Mailer, a noted novelist, nonfiction writer, essayist and screenwriter, conceived the film as a multilevel improvisation, which, according to Mailer as quoted in an Esquire article, would be about "beauty, intrigue, and the subtle nature of reality...how difficult it is to know what reality is until you take it through its paces." In the Variety review, Mailer was quoted as stating that because reality cannot be captured by a definite storyline, he would allow his actors to improvise on the original premise of the film.

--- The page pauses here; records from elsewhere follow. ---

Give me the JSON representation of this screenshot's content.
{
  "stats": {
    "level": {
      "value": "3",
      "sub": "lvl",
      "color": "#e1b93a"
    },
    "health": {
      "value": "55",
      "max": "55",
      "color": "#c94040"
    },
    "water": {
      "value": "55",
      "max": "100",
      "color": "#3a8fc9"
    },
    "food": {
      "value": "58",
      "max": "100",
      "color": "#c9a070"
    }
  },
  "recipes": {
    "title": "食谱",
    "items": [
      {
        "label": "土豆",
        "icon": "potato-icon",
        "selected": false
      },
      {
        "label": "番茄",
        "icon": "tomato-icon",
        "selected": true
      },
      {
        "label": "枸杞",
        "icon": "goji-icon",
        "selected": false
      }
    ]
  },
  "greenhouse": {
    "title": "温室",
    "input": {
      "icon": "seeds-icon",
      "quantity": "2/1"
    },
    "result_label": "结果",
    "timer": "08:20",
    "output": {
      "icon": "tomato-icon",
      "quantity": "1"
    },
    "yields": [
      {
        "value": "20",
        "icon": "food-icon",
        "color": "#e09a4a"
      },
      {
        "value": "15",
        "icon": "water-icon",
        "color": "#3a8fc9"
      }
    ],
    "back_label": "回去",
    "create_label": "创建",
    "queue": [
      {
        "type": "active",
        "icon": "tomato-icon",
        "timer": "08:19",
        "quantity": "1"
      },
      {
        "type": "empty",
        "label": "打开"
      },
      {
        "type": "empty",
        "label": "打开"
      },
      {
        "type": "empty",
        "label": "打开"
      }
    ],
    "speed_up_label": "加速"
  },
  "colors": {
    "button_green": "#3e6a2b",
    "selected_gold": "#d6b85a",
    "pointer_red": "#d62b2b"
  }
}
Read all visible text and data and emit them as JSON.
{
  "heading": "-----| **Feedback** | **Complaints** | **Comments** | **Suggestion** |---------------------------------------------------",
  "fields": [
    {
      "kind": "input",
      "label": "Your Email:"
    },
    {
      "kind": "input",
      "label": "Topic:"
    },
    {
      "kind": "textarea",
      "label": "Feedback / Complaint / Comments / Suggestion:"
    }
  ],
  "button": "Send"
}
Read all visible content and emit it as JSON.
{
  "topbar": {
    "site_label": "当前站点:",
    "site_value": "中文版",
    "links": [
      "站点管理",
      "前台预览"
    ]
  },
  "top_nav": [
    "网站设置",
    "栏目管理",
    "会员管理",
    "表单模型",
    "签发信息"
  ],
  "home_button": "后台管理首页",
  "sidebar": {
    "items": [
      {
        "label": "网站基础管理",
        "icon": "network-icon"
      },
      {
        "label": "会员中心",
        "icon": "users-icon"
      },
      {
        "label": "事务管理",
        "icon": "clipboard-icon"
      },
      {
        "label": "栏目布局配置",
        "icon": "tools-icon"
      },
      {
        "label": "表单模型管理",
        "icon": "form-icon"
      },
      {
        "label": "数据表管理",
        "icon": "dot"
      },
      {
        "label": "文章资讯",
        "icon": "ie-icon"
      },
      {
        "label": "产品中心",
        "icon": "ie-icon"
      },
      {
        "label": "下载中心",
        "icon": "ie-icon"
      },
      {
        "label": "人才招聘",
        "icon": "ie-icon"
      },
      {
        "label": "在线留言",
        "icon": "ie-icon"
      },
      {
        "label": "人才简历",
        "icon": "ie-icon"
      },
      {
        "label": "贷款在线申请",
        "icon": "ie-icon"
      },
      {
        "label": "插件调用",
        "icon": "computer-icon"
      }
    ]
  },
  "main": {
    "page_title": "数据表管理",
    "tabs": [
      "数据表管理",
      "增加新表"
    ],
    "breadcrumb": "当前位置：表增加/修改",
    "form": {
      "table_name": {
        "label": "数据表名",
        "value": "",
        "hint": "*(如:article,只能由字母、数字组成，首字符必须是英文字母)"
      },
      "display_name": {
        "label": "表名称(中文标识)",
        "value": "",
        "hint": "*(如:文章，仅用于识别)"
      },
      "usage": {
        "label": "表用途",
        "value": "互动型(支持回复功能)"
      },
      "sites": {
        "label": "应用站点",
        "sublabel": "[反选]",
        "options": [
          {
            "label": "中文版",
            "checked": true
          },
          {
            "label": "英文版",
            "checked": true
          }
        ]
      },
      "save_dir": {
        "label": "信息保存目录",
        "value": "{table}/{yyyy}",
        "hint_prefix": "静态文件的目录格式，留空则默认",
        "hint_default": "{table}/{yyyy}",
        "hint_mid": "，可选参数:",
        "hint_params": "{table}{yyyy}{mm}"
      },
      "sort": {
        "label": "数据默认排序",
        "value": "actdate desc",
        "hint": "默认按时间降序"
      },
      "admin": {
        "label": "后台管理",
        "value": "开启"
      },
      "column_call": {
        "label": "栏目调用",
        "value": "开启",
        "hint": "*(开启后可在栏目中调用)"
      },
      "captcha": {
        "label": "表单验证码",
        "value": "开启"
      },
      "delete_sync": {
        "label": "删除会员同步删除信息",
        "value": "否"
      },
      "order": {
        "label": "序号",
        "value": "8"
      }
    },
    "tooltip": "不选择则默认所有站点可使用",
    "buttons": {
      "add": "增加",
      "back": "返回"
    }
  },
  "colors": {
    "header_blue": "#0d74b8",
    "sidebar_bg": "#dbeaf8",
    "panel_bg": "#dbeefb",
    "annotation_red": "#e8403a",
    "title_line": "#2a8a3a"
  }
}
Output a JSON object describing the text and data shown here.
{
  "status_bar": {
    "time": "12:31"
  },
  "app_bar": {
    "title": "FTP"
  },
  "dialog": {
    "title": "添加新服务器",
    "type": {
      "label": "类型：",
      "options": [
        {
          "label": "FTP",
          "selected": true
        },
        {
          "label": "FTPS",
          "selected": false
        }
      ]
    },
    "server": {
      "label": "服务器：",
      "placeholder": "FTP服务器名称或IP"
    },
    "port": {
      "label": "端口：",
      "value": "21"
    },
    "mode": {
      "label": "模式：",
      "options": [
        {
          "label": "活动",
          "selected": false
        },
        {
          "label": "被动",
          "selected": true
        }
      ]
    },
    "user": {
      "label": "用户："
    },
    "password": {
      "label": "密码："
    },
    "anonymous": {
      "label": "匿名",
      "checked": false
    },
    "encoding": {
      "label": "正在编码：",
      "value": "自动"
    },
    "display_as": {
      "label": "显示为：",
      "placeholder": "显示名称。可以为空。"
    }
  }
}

After filming was completed, Mailer spent two years editing down the 45 hours of footage to 110 minutes. According to the Variety review, the completed film was broken down into fourteen chapter headings in which documentary footage of making the movie was intercut with the film itself. One of the most controversial sequences in the film was a scene in which Torn, whose role is "Raoul Rey O'Houlihan," the jealous half-brother of Mailer's character, "Norman T. Kingsley," smashed Mailer over the head with a small hammer in front of Mailer's wife and children. In retaliation, Mailer bit open Torn's ear. The nature between fiction and reality is blurred because Torn claimed he was actually assaulting the character of Kingsley, in an attempt to validate the film. A transcription of the screenplay was later published in paperback by Signet. Mailer did not direct another film until 1987.